Problem to work on = Exactly reproduce the line containing "Extract the structured" together with every line after it, through the end of the entries, and give nothing more.

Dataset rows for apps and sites
········

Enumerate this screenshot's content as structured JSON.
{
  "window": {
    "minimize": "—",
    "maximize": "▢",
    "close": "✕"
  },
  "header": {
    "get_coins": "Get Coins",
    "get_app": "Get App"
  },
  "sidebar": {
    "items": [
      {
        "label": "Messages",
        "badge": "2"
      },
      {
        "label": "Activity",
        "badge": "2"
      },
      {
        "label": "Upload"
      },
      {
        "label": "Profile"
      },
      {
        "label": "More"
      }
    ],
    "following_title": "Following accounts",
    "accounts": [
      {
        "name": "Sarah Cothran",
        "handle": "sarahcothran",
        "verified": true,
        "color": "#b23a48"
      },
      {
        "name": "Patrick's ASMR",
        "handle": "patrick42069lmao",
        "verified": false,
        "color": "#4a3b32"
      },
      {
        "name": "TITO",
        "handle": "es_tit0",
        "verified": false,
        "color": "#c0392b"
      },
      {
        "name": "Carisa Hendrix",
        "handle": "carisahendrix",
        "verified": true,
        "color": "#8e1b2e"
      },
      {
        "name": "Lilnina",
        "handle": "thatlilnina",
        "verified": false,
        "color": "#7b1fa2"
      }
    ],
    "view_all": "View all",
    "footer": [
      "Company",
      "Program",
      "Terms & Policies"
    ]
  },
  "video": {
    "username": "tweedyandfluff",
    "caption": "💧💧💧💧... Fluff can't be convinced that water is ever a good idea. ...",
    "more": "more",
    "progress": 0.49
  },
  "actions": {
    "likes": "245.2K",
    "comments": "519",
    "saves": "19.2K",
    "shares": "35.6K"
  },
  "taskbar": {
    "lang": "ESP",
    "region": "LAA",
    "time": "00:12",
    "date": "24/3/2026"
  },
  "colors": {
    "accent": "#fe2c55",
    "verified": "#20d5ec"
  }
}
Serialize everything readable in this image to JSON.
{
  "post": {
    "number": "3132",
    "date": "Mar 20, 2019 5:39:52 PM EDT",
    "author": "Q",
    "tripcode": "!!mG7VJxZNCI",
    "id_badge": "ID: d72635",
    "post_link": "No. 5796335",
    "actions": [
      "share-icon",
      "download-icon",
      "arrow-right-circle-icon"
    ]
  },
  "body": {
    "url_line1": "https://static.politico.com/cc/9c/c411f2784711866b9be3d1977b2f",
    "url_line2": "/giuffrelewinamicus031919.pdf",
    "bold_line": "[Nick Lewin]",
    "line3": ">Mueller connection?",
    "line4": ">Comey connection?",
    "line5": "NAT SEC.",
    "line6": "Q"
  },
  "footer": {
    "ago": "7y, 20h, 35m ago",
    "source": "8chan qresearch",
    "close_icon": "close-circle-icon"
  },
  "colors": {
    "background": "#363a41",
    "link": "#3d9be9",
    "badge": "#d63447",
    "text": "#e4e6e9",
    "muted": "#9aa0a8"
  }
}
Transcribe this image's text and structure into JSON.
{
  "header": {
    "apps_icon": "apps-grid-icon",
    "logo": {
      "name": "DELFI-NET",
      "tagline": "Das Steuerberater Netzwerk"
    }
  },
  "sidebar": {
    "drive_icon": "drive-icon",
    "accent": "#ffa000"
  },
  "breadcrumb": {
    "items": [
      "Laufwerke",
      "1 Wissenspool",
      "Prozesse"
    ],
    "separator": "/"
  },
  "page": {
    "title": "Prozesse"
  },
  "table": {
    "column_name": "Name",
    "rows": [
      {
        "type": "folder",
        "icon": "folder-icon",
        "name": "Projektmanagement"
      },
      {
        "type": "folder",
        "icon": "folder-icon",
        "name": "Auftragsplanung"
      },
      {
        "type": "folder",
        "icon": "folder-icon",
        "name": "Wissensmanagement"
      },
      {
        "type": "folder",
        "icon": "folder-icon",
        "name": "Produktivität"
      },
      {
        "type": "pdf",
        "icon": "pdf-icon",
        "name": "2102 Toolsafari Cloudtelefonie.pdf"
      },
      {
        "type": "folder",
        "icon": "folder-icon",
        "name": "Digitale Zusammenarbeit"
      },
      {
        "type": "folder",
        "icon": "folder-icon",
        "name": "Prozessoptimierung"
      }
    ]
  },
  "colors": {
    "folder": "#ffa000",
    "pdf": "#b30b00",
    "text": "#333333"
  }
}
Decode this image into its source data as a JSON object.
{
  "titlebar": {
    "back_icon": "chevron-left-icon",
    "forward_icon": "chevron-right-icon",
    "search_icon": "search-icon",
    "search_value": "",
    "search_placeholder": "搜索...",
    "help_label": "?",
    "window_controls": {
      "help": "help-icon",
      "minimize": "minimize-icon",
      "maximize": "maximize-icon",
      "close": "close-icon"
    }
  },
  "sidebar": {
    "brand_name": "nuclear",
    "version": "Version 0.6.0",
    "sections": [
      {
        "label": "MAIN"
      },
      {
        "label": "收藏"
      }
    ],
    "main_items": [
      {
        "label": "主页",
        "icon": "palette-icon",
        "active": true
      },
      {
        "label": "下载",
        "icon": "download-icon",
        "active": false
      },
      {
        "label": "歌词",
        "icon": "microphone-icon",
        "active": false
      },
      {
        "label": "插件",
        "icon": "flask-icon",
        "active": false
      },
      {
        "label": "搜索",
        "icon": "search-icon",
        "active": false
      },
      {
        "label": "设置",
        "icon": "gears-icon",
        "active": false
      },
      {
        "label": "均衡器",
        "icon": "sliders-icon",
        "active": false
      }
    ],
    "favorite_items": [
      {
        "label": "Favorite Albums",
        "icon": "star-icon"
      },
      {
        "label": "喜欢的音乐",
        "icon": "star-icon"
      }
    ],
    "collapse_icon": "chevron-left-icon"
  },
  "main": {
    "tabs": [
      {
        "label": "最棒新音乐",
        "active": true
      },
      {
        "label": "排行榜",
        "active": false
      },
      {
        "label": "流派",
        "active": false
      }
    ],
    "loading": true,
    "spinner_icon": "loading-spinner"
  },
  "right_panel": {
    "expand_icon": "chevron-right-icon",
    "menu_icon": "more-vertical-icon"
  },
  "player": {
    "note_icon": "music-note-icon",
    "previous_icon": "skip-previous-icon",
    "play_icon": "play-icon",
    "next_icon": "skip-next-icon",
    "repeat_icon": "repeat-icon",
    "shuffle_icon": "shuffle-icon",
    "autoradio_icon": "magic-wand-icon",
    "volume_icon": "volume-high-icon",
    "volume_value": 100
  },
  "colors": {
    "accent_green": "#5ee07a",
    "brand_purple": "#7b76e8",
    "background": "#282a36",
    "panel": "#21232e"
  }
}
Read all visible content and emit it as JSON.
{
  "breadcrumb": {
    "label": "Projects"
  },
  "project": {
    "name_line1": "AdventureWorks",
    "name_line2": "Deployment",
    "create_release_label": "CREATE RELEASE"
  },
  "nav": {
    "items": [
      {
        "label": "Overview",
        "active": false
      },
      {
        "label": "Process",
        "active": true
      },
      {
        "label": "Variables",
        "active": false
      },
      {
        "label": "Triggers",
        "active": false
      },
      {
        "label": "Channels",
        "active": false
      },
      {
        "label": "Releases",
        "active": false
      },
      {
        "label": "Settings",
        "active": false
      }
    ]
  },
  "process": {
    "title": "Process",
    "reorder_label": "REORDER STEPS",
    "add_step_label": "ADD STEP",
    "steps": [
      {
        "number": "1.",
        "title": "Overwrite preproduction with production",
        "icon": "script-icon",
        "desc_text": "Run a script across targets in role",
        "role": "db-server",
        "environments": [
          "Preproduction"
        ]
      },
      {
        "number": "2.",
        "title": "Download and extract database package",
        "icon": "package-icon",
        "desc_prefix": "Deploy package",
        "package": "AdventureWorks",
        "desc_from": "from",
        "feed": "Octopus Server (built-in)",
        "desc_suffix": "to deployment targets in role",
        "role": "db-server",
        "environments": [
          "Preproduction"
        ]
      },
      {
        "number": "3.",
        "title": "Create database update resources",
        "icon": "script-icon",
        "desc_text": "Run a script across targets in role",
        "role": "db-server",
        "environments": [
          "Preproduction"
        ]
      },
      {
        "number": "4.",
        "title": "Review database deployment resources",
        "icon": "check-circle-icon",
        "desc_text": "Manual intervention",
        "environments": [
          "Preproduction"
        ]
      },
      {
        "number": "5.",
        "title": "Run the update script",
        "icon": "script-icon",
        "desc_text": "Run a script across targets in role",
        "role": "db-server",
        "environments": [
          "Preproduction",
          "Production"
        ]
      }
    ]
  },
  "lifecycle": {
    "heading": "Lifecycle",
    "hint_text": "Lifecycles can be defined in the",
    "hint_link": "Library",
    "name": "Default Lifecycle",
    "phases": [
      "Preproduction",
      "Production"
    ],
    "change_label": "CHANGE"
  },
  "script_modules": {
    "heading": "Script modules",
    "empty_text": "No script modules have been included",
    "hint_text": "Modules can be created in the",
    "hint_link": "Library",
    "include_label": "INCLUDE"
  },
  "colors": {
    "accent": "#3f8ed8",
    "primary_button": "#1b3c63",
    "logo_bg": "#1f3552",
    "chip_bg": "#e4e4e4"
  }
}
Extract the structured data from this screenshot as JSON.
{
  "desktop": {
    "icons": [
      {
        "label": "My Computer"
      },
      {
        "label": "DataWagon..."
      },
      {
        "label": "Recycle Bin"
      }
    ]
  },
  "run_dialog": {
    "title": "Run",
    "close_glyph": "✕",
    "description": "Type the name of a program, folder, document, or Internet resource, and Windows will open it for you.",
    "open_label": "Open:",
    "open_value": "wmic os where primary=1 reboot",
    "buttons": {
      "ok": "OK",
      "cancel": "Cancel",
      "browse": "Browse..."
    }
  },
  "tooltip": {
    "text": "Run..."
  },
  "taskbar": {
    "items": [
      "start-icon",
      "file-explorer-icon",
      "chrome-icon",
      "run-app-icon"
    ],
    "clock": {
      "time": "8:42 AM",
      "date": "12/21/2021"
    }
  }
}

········

Answer for the task =
Extract the structured data from this screenshot as JSON.
{
  "desktop": {
    "icons": [
      {
        "label": "My Computer"
      },
      {
        "label": "DataWagon..."
      },
      {
        "label": "Recycle Bin"
      }
    ]
  },
  "run_dialog": {
    "title": "Run",
    "close_glyph": "✕",
    "description": "Type the name of a program, folder, document, or Internet resource, and Windows will open it for you.",
    "open_label": "Open:",
    "open_value": "wmic os where primary=1 reboot",
    "buttons": {
      "ok": "OK",
      "cancel": "Cancel",
      "browse": "Browse..."
    }
  },
  "tooltip": {
    "text": "Run..."
  },
  "taskbar": {
    "items": [
      "start-icon",
      "file-explorer-icon",
      "chrome-icon",
      "run-app-icon"
    ],
    "clock": {
      "time": "8:42 AM",
      "date": "12/21/2021"
    }
  }
}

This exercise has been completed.